The State Department continued to refuse to say Friday whether it would grant a visa to Yasir Arafat, head of the Palestine Liberation Organization, if he decides to address the United Nations General Assembly this fall. “He has not applied for a visa,” State Department spokeswoman Phyllis Oakley said. “We don’t speculate on hypothetical cases.”
Her comments came after 51 senators sent a letter Thursday to Secretary of State George Shultz urging him to deny a visa to Arafat. A similar letter was being circulated in the House by Rep. Jack Kemp (R-N.Y.)
Among the signers of the Senate letter were the two vice presidential candidates, Sens. Lloyd Bentsen (D-Texas) and Dan Quayle (R-Ind.). The letter was initiated by Sens.
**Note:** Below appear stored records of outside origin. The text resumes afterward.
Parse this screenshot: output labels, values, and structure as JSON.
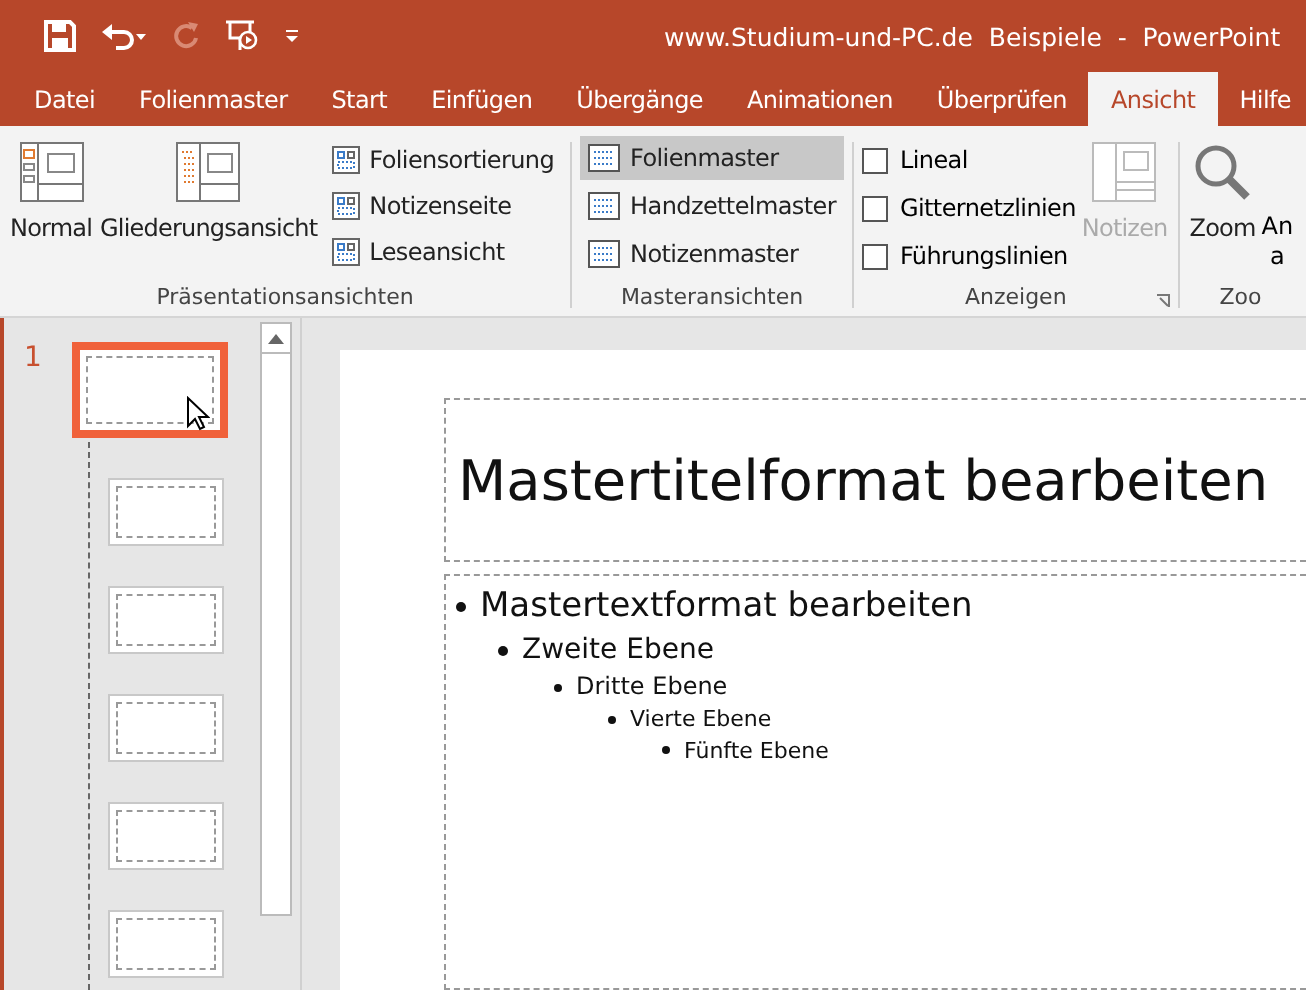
{
  "window": {
    "title": "www.Studium-und-PC.de  Beispiele  -  PowerPoint"
  },
  "tabs": [
    {
      "label": "Datei",
      "selected": false
    },
    {
      "label": "Folienmaster",
      "selected": false
    },
    {
      "label": "Start",
      "selected": false
    },
    {
      "label": "Einfügen",
      "selected": false
    },
    {
      "label": "Übergänge",
      "selected": false
    },
    {
      "label": "Animationen",
      "selected": false
    },
    {
      "label": "Überprüfen",
      "selected": false
    },
    {
      "label": "Ansicht",
      "selected": true
    },
    {
      "label": "Hilfe",
      "selected": false
    }
  ],
  "ribbon": {
    "presentation_views": {
      "label": "Präsentationsansichten",
      "large": [
        "Normal",
        "Gliederungsansicht"
      ],
      "small": [
        {
          "label": "Foliensortierung",
          "selected": false
        },
        {
          "label": "Notizenseite",
          "selected": false
        },
        {
          "label": "Leseansicht",
          "selected": false
        }
      ]
    },
    "master_views": {
      "label": "Masteransichten",
      "items": [
        {
          "label": "Folienmaster",
          "selected": true
        },
        {
          "label": "Handzettelmaster",
          "selected": false
        },
        {
          "label": "Notizenmaster",
          "selected": false
        }
      ]
    },
    "show": {
      "label": "Anzeigen",
      "checkboxes": [
        {
          "label": "Lineal",
          "checked": false
        },
        {
          "label": "Gitternetzlinien",
          "checked": false
        },
        {
          "label": "Führungslinien",
          "checked": false
        }
      ],
      "notes": {
        "label": "Notizen",
        "disabled": true
      }
    },
    "zoom": {
      "label": "Zoo",
      "zoom_button": "Zoom",
      "fit_button": [
        "An",
        "a"
      ]
    }
  },
  "thumbnails": [
    {
      "number": "1",
      "selected": true
    },
    {
      "selected": false
    },
    {
      "selected": false
    },
    {
      "selected": false
    },
    {
      "selected": false
    },
    {
      "selected": false
    }
  ],
  "slide": {
    "title": "Mastertitelformat bearbeiten",
    "levels": [
      "Mastertextformat bearbeiten",
      "Zweite Ebene",
      "Dritte Ebene",
      "Vierte Ebene",
      "Fünfte Ebene"
    ]
  }
}
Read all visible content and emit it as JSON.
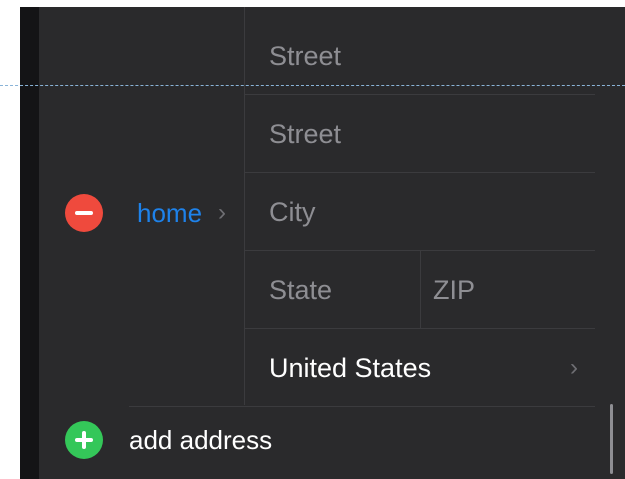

Charles Grassley (R-Iowa), Patrick Leahy (D-Vt.), Dennis DeConcini (D-Ariz.) and Alfonse D’Amato (R-N.Y.)
“Arafat should be denied access to our as a tool of foreign policy,” the Senate letter said.
It also demanded that Arafat meet the conditions the United States has set since 1975 for contacts with the PLO — recognition of Israel’s right to exist and acceptance of U.N. Security Council Resolutions 242 and 338.
There has been a great deal of speculation that Arafat wants to address the General Assembly, probably in November, but he has so far not confirmed this.
The 1947 U.N. Headquarters Agreement requires the United States not to “impose any impediments to transit” for people coming to the United Nations for official business.
Under this agreement, Arafat was allowed to come to New York in 1974 to address the General Assembly, which he did wearing a pistol strapped to his side.
However, Reagan administration officials have maintained that despite the headquarters agreement, they can deny a visa to anyone considered to “pose a security threat.”
This right was exercised in September when the State Department refused a visa to Carlos Tunnermann, whose credentials as Nicaragua’s ambassador to Washington had been withdrawn earlier this year.